The amount of talent headed towards the open market continues to grow with the addition of four-time Champ Car champion Sebastien Bourdais to a free agent class that already includes 2013 Indy 500 winner Tony Kanaan and three-time race winner James Hinchcliffe.
The Frenchman is in his second year of leading Jay Penske's Dragon Racing team, and has a pair of podium finishes last month at Toronto (LEFT) that point to an improving season, but says he's been looking for an alternative ride if the Dragon relationship does not go forward.
“As far as I'm concerned, I've to get something going on for next year,” he told RACER. “Jay has an option on me, and he would like to continue, but it's really not in his hands. Whatever holds true next year with sponsorship and all that – and I think he's exhausted a certain number of avenues there – I'm looking for other options. The reality is that I could be out of IndyCar in a few months. If I can delay the exit, that is what I want to do. It will be ‘Adieu' for me otherwise.”
Penske, as the NBCSN broadcasters noted on Sunday, had numerous high-powered guests in attendance at Sonoma in an effort to secure sponsorship for 2014 and beyond. Bourdais was one of many drivers to suffer contact during the race, but recovered to finish 10th, giving Penske and his group of CEOs a good look at what the team has to offer.
Bourdais has an average finishing position of 6.75 in the four races since engineer Tom Brown (pictured with Seb ABOVE RIGHT) was assigned to his car, and this may well improve this weekend on the streets of Baltimore, but Bourdais is hoping the poor string of race results from St. Petersburg through Pocono won't impact his market value.
“It has been a tough thing, and it goes back to last year, realistically,” he said. “I went into last season expecting to do the full season and really wanted to do all the ovals, but Katherine [Legge] ended up sharing the car with me after Indy and did them instead of me. So that hurt me on learning the ovals, which is really what this year has been about for us. I really feel like by the end of oval race weekends, I was starting to figure them out, especially at tracks where I had never been before.
“So this has been more of a learning year in that way than I wanted, but I'm very confident that I've gotten up to speed and can return to the ovals and be right there pushing for good results. I've also liked learning the setup side of ovals since this is my first full season in the IndyCar Series, so it would suck not to be able to return! Dragon isn't as big as a lot of teams, so we've had a lot of work to do figuring out the new tires and setup directions, but things have been improving.”

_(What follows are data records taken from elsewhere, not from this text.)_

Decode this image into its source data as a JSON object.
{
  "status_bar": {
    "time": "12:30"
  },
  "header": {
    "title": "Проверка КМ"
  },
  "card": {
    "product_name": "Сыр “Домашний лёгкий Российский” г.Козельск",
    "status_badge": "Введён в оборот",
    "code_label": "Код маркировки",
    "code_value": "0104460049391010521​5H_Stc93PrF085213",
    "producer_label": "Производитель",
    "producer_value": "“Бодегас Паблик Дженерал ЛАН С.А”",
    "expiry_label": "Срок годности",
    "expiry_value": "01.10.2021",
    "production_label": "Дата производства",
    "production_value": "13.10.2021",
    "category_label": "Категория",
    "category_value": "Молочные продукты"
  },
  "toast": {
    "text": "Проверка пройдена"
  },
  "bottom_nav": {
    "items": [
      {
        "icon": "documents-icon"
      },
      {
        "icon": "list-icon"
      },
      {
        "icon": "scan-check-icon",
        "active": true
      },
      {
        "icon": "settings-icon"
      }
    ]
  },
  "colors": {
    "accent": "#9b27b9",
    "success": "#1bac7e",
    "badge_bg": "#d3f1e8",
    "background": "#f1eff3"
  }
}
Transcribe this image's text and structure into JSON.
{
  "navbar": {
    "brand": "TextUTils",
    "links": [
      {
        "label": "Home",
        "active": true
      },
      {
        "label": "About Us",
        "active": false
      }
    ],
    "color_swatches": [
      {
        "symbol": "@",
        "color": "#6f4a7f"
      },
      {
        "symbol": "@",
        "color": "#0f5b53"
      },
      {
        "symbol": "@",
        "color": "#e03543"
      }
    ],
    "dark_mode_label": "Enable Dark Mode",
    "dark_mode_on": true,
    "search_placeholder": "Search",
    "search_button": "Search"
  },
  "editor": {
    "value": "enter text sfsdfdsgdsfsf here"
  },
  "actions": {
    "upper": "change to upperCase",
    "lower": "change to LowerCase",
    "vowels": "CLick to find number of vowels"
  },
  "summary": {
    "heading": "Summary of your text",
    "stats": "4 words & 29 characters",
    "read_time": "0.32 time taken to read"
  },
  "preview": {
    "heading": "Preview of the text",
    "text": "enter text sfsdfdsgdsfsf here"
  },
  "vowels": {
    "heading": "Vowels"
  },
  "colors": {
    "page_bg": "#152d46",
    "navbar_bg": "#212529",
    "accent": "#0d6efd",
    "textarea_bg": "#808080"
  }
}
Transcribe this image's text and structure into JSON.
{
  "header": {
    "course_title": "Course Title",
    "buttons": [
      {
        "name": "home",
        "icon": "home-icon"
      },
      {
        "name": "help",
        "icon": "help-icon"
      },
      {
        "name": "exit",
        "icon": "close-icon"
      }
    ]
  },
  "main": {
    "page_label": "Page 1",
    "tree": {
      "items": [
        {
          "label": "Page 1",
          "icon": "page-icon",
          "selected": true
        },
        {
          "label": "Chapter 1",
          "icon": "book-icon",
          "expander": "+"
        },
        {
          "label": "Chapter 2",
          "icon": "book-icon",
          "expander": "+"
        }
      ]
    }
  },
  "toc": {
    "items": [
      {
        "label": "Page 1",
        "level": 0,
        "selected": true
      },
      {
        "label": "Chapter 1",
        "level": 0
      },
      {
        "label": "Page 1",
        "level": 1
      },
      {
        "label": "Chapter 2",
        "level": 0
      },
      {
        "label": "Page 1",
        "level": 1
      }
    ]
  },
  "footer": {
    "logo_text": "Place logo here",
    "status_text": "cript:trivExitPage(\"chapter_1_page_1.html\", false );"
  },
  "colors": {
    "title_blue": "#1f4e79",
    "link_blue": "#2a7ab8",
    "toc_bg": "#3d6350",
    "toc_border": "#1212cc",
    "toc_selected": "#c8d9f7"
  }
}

Dragon offers one of the few paying drives in IndyCar, so for Bourdais, a third term is one of the best possible scenarios. However, his lack of certainty on that front has led Bourdais to speak with – and receive interest from – other teams, and he says he'll continue to explore whatever options exist in order to remain in open-wheel racing.
“There are some good drivers out there who are also looking for jobs, and there aren't many places for a professional driver to be paid to do his job, so it's tough right now,” he explained. “I've had some good conversations, but there are no guarantees for anyone right now. I want to stay in IndyCar, I know that, but that decision is not in my hands. I definitely want to keep talking with people until we can make something happen.
“But I think whatever happens with Hinchcliffe is what will make things move for the rest of us. Wherever he goes, that will say what options really exist, but the way I see it, he holds the key. I have a great thing with the 8 Star [Grand-Am] team and if IndyCar is over for me, I am prepared to go to sports cars 100 percent, but I know I can win more championships in IndyCar, so I will keep trying to make that work out.”